1. No menorah in the window. That was really beautiful and picturesque… until the baby pulled it down and you had to spray her with the fire extinguisher. No biggie, just a couple years off your life and another thousand gray hairs.
2. Dreidel games become a death match. “The nice thing about having two kids close in age is they’ll be best friends,” everyone said. Ha ha ha, don’t you dare throw that dreidel at your sister again or I’m taking it away.
3. Burned latkes. How are you supposed to cook something that requires your full attention when that dreidel stuff is going on and your baby is eyeing the menorah on the top shelf? It’s too bad that your great idea for crockpot latkes turned out so… not great.
4. Your kids show their appreciative side. Just kidding. A present a night really gets them into the spirit of, well, expecting a present every night. Forever.
5. No time off of work. So what it’s not a High Holiday? You could really use a day off to recover from wrapping 24 presents.
6. Sufganiyot-related weight gain. Yes, this is a real thing. Yes, you had to eat all of them. Because they would have gone bad. Instantly.
7. No presents for grownups. Well, at least you have Mother’s Day. IN SIX MONTHS.
8. A surfeit of crafts. Where are you going to hang three menorahs made out of handprints and three dreidels made out of tissue paper with your kids’ faces on them?

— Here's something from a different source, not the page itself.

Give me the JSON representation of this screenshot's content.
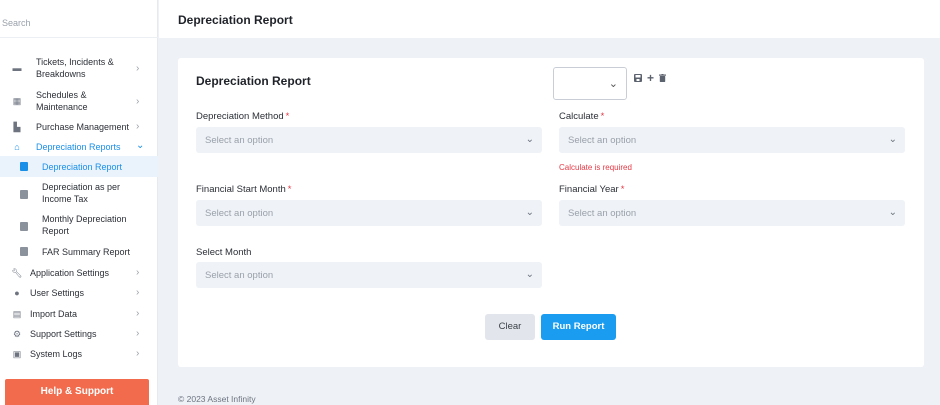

Hello, presents for Grandma.
But then for the Shamash, we have…
9. All your kids’ happy faces and bellies filled with the latkes you perfected on your fifth go around. Well, that was worth it. Mostly.